### Data records
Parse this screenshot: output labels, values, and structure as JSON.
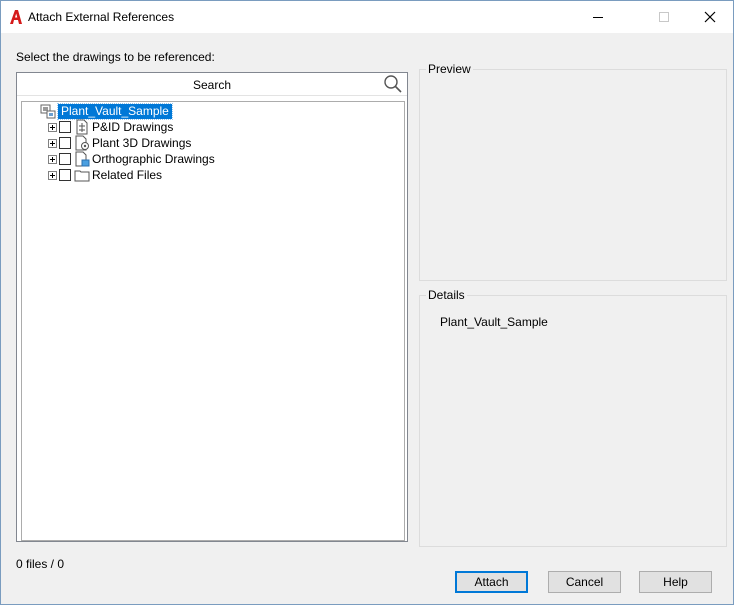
{
  "window": {
    "title": "Attach External References",
    "app_icon": "autocad-a-icon",
    "controls": [
      "minimize-icon",
      "maximize-icon",
      "close-icon"
    ]
  },
  "select_label": "Select the drawings to be referenced:",
  "search": {
    "label": "Search",
    "icon": "search-icon"
  },
  "tree": {
    "root": {
      "label": "Plant_Vault_Sample",
      "icon": "project-vault-icon",
      "selected": true
    },
    "items": [
      {
        "label": "P&ID Drawings",
        "icon": "pid-drawing-icon",
        "checked": false,
        "collapsed": true
      },
      {
        "label": "Plant 3D Drawings",
        "icon": "plant3d-drawing-icon",
        "checked": false,
        "collapsed": true
      },
      {
        "label": "Orthographic Drawings",
        "icon": "ortho-drawing-icon",
        "checked": false,
        "collapsed": true
      },
      {
        "label": "Related Files",
        "icon": "folder-icon",
        "checked": false,
        "collapsed": true
      }
    ]
  },
  "preview": {
    "title": "Preview"
  },
  "details": {
    "title": "Details",
    "text": "Plant_Vault_Sample"
  },
  "status": "0 files / 0",
  "buttons": {
    "attach": "Attach",
    "cancel": "Cancel",
    "help": "Help"
  },
  "colors": {
    "selection": "#0078d7",
    "app_icon_red": "#d51a1a",
    "dialog_bg": "#f0f0f0"
  }
}
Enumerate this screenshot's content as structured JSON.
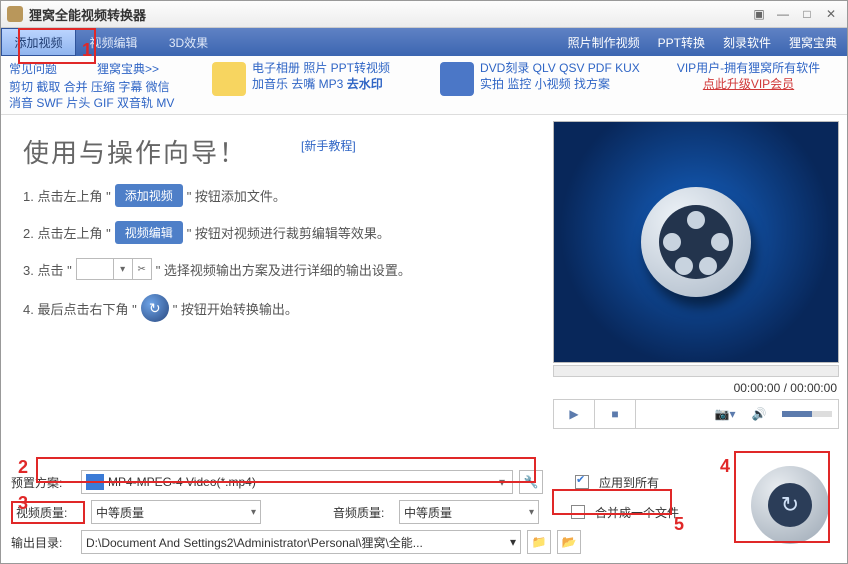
{
  "window": {
    "title": "狸窝全能视频转换器"
  },
  "menu": {
    "tabs": [
      "添加视频",
      "视频编辑",
      "3D效果"
    ],
    "right": [
      "照片制作视频",
      "PPT转换",
      "刻录软件",
      "狸窝宝典"
    ]
  },
  "faq": {
    "hdr_left": "常见问题",
    "hdr_right": "狸窝宝典>>",
    "line1": "剪切 截取 合并 压缩 字幕 微信",
    "line2": "消音 SWF 片头 GIF 双音轨 MV"
  },
  "colA": {
    "line1": "电子相册 照片 PPT转视频",
    "line2": "加音乐 去嘴 MP3 ",
    "bold": "去水印"
  },
  "colB": {
    "line1": "DVD刻录 QLV QSV PDF KUX",
    "line2": "实拍 监控 小视频 找方案"
  },
  "vip": {
    "row1": "VIP用户-拥有狸窝所有软件",
    "row2": "点此升级VIP会员"
  },
  "guide": {
    "heading": "使用与操作向导！",
    "newbie": "[新手教程]",
    "s1a": "1. 点击左上角 \"",
    "s1btn": "添加视频",
    "s1b": "\" 按钮添加文件。",
    "s2a": "2. 点击左上角 \"",
    "s2btn": "视频编辑",
    "s2b": "\" 按钮对视频进行裁剪编辑等效果。",
    "s3a": "3. 点击 \"",
    "s3b": "\" 选择视频输出方案及进行详细的输出设置。",
    "s4a": "4. 最后点击右下角 \"",
    "s4b": "\" 按钮开始转换输出。"
  },
  "preview": {
    "time": "00:00:00 / 00:00:00"
  },
  "form": {
    "preset_label": "预置方案:",
    "preset_value": "MP4-MPEG-4 Video(*.mp4)",
    "apply_all": "应用到所有",
    "vq_label": "视频质量:",
    "vq_value": "中等质量",
    "aq_label": "音频质量:",
    "aq_value": "中等质量",
    "merge": "合并成一个文件",
    "out_label": "输出目录:",
    "out_value": "D:\\Document And Settings2\\Administrator\\Personal\\狸窝\\全能..."
  },
  "ann": {
    "n1": "1",
    "n2": "2",
    "n3": "3",
    "n4": "4",
    "n5": "5"
  }
}
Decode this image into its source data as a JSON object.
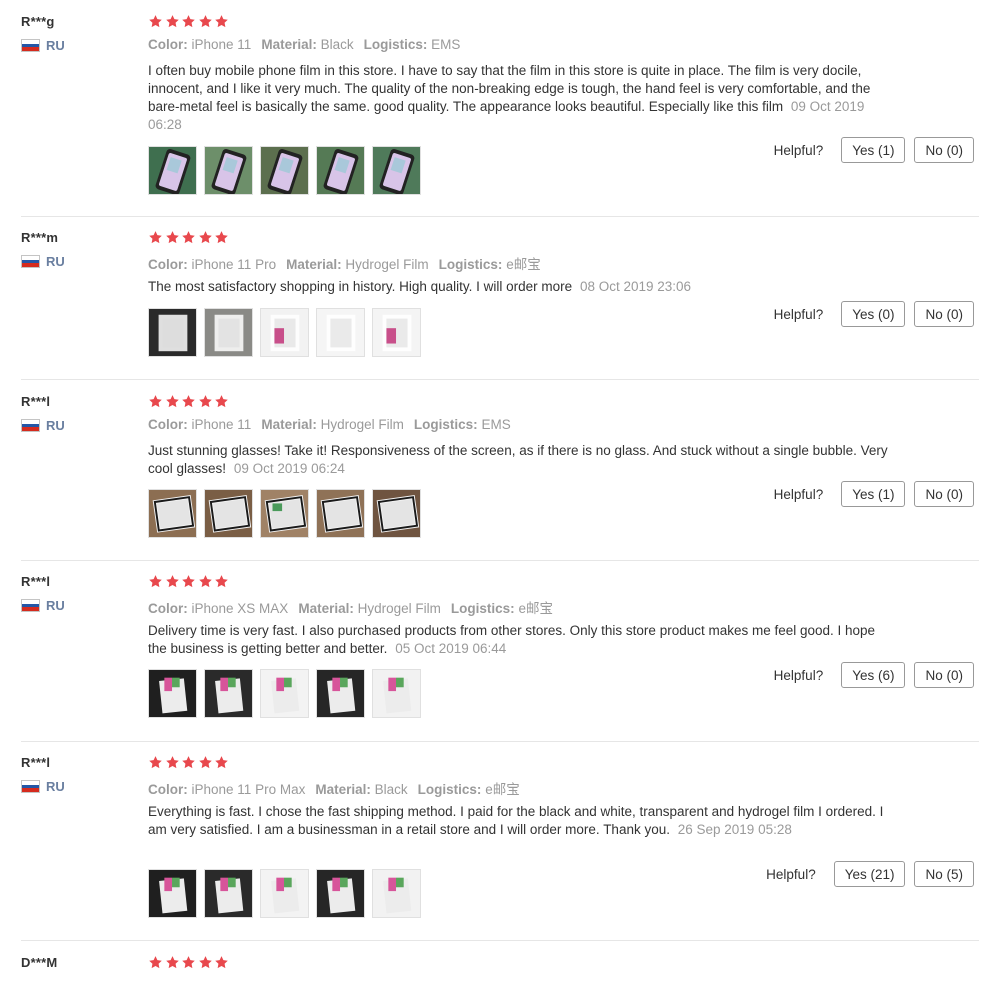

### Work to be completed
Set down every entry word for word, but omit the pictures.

### Task output
Parse this screenshot: output labels, values, and structure as JSON.
{
  "window": {
    "title": "Attach External References",
    "app_icon": "autocad-a-icon",
    "controls": [
      "minimize-icon",
      "maximize-icon",
      "close-icon"
    ]
  },
  "select_label": "Select the drawings to be referenced:",
  "search": {
    "label": "Search",
    "icon": "search-icon"
  },
  "tree": {
    "root": {
      "label": "Plant_Vault_Sample",
      "icon": "project-vault-icon",
      "selected": true
    },
    "items": [
      {
        "label": "P&ID Drawings",
        "icon": "pid-drawing-icon",
        "checked": false,
        "collapsed": true
      },
      {
        "label": "Plant 3D Drawings",
        "icon": "plant3d-drawing-icon",
        "checked": false,
        "collapsed": true
      },
      {
        "label": "Orthographic Drawings",
        "icon": "ortho-drawing-icon",
        "checked": false,
        "collapsed": true
      },
      {
        "label": "Related Files",
        "icon": "folder-icon",
        "checked": false,
        "collapsed": true
      }
    ]
  },
  "preview": {
    "title": "Preview"
  },
  "details": {
    "title": "Details",
    "text": "Plant_Vault_Sample"
  },
  "status": "0 files / 0",
  "buttons": {
    "attach": "Attach",
    "cancel": "Cancel",
    "help": "Help"
  },
  "colors": {
    "selection": "#0078d7",
    "app_icon_red": "#d51a1a",
    "dialog_bg": "#f0f0f0"
  }
}
Enumerate this screenshot's content as structured JSON.
{
  "window": {
    "title": "狸窝全能视频转换器"
  },
  "menu": {
    "tabs": [
      "添加视频",
      "视频编辑",
      "3D效果"
    ],
    "right": [
      "照片制作视频",
      "PPT转换",
      "刻录软件",
      "狸窝宝典"
    ]
  },
  "faq": {
    "hdr_left": "常见问题",
    "hdr_right": "狸窝宝典>>",
    "line1": "剪切 截取 合并 压缩 字幕 微信",
    "line2": "消音 SWF 片头 GIF 双音轨 MV"
  },
  "colA": {
    "line1": "电子相册 照片 PPT转视频",
    "line2": "加音乐 去嘴 MP3 ",
    "bold": "去水印"
  },
  "colB": {
    "line1": "DVD刻录 QLV QSV PDF KUX",
    "line2": "实拍 监控 小视频 找方案"
  },
  "vip": {
    "row1": "VIP用户-拥有狸窝所有软件",
    "row2": "点此升级VIP会员"
  },
  "guide": {
    "heading": "使用与操作向导！",
    "newbie": "[新手教程]",
    "s1a": "1. 点击左上角 \"",
    "s1btn": "添加视频",
    "s1b": "\" 按钮添加文件。",
    "s2a": "2. 点击左上角 \"",
    "s2btn": "视频编辑",
    "s2b": "\" 按钮对视频进行裁剪编辑等效果。",
    "s3a": "3. 点击 \"",
    "s3b": "\" 选择视频输出方案及进行详细的输出设置。",
    "s4a": "4. 最后点击右下角 \"",
    "s4b": "\" 按钮开始转换输出。"
  },
  "preview": {
    "time": "00:00:00 / 00:00:00"
  },
  "form": {
    "preset_label": "预置方案:",
    "preset_value": "MP4-MPEG-4 Video(*.mp4)",
    "apply_all": "应用到所有",
    "vq_label": "视频质量:",
    "vq_value": "中等质量",
    "aq_label": "音频质量:",
    "aq_value": "中等质量",
    "merge": "合并成一个文件",
    "out_label": "输出目录:",
    "out_value": "D:\\Document And Settings2\\Administrator\\Personal\\狸窝\\全能..."
  },
  "ann": {
    "n1": "1",
    "n2": "2",
    "n3": "3",
    "n4": "4",
    "n5": "5"
  }
}
Decode this image into its source data as a JSON object.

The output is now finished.